Thursday, 17 May 2007

Tely/Sun nostalgia

Talk about nostalgia, Guy Crittenden over at was raised on newspapers and newspaper stories, being the son of Telegram editor Max Crittenden and later, stepson of Toronto Sun co-founder Peter Worthington.

In a recent lengthy posting on his Truck News Blog, Guy wrote about the changing tools of the trade in newspaper and magazine publishing and recalls childhood memories of the Toronto Telegram and the rising of the Sun:

". . . I realize that I am already a dinosaur for the next generation of magazine and media grads from universities and polytechnical colleges. People starting out nowadays will completely take for granted the bleeding edge computer technology that puts everything together in virtual reality. There will be no wax guns or whiteout under the fingernails for them!

"One final thought - all of this reminds me of my own childhood and just how much things have changed in the print media world. I grew up in a newspaper family. My father and stepfather and mother and stepmother were (and some still are) newspaper writers and editors. (They were all on staff at the same time and recently remarried to one another when the old Toronto Telegram folded in 1971.)

"My stepfather was one of the founders of the Toronto Sun, which launched its first edition on the Monday after the Tely folded on a Saturday. I still recall the "wake" my dad held at his apartment for the Tely, and some of the people there getting angry when they learned that Paul Rimstead burned the last edition at a bonfire in a park!

"In those days, the (Tely) newsroom was a busy and very loud place, unlike today's quiet computer and cube-land environment. Articles were written on ink and ribbon typewriters, and corrections were made with pencil on paper (remember those thick yellow pencils?).

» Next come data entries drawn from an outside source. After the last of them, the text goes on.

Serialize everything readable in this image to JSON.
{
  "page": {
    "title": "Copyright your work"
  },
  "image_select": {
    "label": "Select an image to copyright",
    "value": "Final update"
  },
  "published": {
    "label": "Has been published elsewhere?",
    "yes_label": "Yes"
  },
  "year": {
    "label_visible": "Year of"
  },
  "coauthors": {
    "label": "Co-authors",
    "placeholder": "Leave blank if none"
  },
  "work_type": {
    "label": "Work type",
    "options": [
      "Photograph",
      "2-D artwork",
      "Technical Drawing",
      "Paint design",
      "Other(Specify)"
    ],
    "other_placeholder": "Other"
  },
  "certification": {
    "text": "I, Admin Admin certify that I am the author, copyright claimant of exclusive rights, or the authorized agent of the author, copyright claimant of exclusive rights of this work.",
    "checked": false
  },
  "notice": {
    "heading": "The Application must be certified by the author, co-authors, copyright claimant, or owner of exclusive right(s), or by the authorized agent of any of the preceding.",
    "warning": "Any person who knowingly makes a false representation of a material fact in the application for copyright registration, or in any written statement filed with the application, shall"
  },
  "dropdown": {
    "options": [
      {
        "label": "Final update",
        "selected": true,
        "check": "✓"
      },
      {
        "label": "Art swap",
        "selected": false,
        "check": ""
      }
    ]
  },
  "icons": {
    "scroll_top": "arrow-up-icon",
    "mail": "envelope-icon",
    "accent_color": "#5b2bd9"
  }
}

"Articles were then (I am not kidding!) rolled into containers and sent Dr.Seuss-like by vacuum tube from the editorial department to other departments, and ultimately down to the "composing room" where technicians would read it and copy it onto printing plates ONE LETTER AT A TIME from little block letters made of lead.

"This was an astonishing skill that I witnessed as a child. The fingers of these older fellows would fly as they "composed" each newspaper page in hot lead type. And remember the most amazing thing of all - because these were print forms, every word and sentence had to be composed in lead type that read BACKWARDS!

"I recall that my father Max (since deceased) was the editor of the Telegram and was famous for being able to compose "directly on the stone." Remember that the broadsheet papers in those days would have three, sometimes even four, editions per day. There would be a morning, afternoon and evening edition, and maybe one more if there was a huge news story.

"The Tely, the Star and the Globe and Mail fought almost to the death to get "the scoop" and I recall that it was against the rules to be a delivery boy for more than one newspaper. You were either a "Tely" kid or a "Star" kid. I never did meet a "Globe" kid!

"This meant that the newspaper, and especially the front page, was constantly being updated. So, under deadline pressure and not wanting to bother sketching out a new front page layout, my dad would go down to the composing room and give directions to the print technicians, telling them to start an article here or end an column there, with the whole front page layout in his head, he'd direct them to compose the page in hot lead type on the "stone" (an actual stone tablet onto which the lead type was arranged). What an amazing accomplishment!

(I guess I come by my magazine layout trade honestly!)

"Of course, as technology evolved, those old typesetters were eventually out of a job, much as I imagine a lot of the older film house staff will have to find new work or retire early these days, unless they can covert their skills with red tape and Exacto knives into skills using a keyboard and computer monitor.

"Closing comment: I'm writing this Blog entry on my laptop from a coffee shop with a wireless Internet connection that allows me to connect to my company's server in Toronto. The software will automatically format this entry and post it to our magazine's website. Who would have thought this possible just a few decades ago, in the era of vacuum tubes and typewriters and yellow pencils?"

1 comment:

  1. From Larry Johnsrude's excellent blog on the Edmonton Journal's online edition. . . .

    Nostalgia ain’t what it used to be
    Here’s a quote that caught my eye: “The practice of journalism is no longer and never will be what it was, and pangs of nostalgia will not change that.”

    It comes from Pierre Karl Peladeau, president of Quebecor Media, which owns the Sun newspaper chain among other media holdings. He is quoted in the Montreal Gazette: Repositioning of the company is ‘beginning to bear fruit’

    This comes as staff at the Quebecor-owned Ottawa Sun have voted 90 per cent in favour of a strike: Ottawa Sun newsroom staff vote for strike.

    In the Gazette article, Peladeau calls for dramatic overhaul of hit company’s newspaper division.

    “It’s obvious this industry can no longer operate under the business model that guided it for decades,” he is quoted as saying. “Content is available now instantly and freely. Paid-circulation newspapers have to change their way of doing things from top to bottom.”

    By content being available instantly and freely, he means over the Internet at no cost or risk to profit margins. Notice how he doesn’t say the content is reliable or even true.

    That’s what’s most troubling about the online revolution. Fast and free is the new accurate. No one wants to admit you get what you pay for.